Members of an ad hoc committee of East Hampton residents opposed to the East Hampton School Board’s proposal to construct a bus maintenance and refueling depot on Cedar Street were heartened this week by the board’s strong interest in an alternative site.
At its meeting on Tuesday, Richard Burns, the district superintendent, said that the board has been in contact with East Hampton Town Supervisor Larry Cantwell about a potential purchase of the long-disused scavenger waste facility on Springs-Fireplace Road, an option it began exploring seriously after loud objections arose to the Cedar Street plan. The scavenger waste location — which had for a few years been used only for the transfer of septic waste, before being closed for good in 2014 — would have an added convenience: There is a refueling facility, owned by the town and East Hampton Village, nearby on Springs-Fireplace Road.

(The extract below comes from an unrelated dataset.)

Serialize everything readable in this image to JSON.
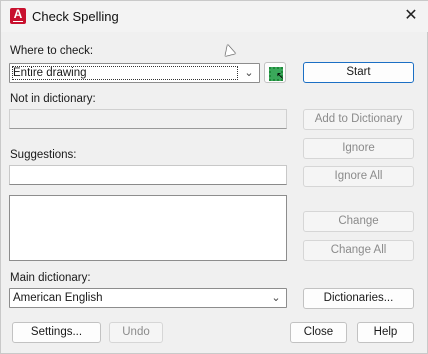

A new depot is needed because the property on which the district currently stores and maintains its buses, at 41 Route 114, was recently sold by its owners, who had operated the Schaefer bus company. The district negotiated a new five-year lease for the property, but that is, “a stop-gap measure while planning for a long-term solution,” according to a fact sheet distributed by the board in November. When the present lease ends, in October, the annual rent for that site will rise from $106,000 to $200,000, with 3-percent annual increases to follow.
The proposed Cedar Street location, behind the playing fields on the East Hampton High School campus, has angered residents of Cedar Street and neighboring streets, such as Pine Street, who fear increased traffic, noise, and emissions from the buses. They formed a committee to oppose the plan, and many of its members were in attendance on Tuesday.

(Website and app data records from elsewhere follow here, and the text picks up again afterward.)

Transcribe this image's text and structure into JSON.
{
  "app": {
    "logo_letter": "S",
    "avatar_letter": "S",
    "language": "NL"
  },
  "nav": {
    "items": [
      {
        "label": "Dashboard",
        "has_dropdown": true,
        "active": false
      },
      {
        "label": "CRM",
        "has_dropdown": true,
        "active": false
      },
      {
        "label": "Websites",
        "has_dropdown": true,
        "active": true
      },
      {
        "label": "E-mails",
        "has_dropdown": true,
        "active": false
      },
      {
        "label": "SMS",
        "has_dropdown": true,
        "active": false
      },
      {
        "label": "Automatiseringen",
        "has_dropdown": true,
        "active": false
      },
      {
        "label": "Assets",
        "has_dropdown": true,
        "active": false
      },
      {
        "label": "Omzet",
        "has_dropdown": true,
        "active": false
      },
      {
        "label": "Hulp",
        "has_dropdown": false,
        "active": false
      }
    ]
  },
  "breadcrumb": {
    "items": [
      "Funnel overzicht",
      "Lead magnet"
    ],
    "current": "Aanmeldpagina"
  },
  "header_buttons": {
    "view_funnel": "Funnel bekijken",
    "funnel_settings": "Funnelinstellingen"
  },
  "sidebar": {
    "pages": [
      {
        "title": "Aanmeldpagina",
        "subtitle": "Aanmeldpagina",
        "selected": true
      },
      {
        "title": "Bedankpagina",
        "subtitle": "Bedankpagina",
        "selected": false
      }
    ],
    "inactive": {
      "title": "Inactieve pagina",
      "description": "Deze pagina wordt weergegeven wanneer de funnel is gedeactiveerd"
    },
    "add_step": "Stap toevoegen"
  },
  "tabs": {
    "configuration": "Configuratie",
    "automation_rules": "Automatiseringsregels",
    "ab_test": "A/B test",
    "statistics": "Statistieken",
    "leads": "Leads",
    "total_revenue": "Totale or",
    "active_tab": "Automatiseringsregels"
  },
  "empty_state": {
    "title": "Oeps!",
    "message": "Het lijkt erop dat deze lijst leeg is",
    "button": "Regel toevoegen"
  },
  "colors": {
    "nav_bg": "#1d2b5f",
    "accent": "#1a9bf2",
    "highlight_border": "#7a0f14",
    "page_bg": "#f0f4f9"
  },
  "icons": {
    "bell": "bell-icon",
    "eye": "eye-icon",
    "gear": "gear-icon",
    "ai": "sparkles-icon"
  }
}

Consideration of the former scavenger waste facility as an alternative bus depot location, however, has similarly annoyed some residents of that area, some of whom have said, in letters to The Star, that their corner of town is already over-burdened with industrial activity and traffic, particularly trucks and other heavy vehicles.
“We have to pursue an appraisal” of the former sewage treatment site’s value, Mr. Burns said on Tuesday. In 2014, an engineering firm hired to assess its worth said it was not just of little value to the town — as a decommissioned waste treatment site serving only as a transfer station — it was, indeed, a financial “black hole.” It has since been cleared and okayed for sale for other purposes.
Receipt of a report assessing the potential impact of a bus depot under the State Environmental Quality Review Act is imminent, Mr. Burns said. “Obviously, if we’re going to make an offer to the town, we need that type of information,” he said.
Whichever site is chosen for the new bus depot, it will have to be suitable for vocational-classroom use, as well, Mr. Burns said. “There is stuff under the ground,” he said of the Springs-Fireplace location. “We have to be very careful about that property and we want to make sure it’s safe, because we certainly plan on building classroom space there if this is a proposal that we make to the community.” Those classrooms, he said, would be used for vocational programs for which students must currently travel to the Boards of Cooperative Educational Services facility in Riverhead.
The commute to BOCES, Mr. Burns said, robs students of instructional time. “Kids are cheated out of two to three periods a day. If we have something more localized, it would be fine.”
“Everybody needs to know that we have to put it somewhere,” said J.P. Foster, the school board president, of the proposed depot-and-classrooms facility. “This is going to go up as a referendum at some point. If it’s passed, it’s over; if not, we’re going to have to seek an alternative location,” possibly revisiting Cedar Street, he said. “We’re exploring every option we can.”
Initial hopes to hold a referendum on the topic in May are unrealistic, Mr. Burns and Mr. Foster agreed. “I can’t imagine anything happening before October,” the superintendent said.
In light of the direction taken during the discussion, members of the so-called Cedar Street Committee did not read a prepared statement. Instead, Vito Brullo, who lives on Pine Street, said, “Based on what we heard . . . we appreciate the fact that other [sites] are being considered.” The committee would discuss the matter and “have more to say” at the board’s next meeting. “Thank you very much for your help and your consideration.”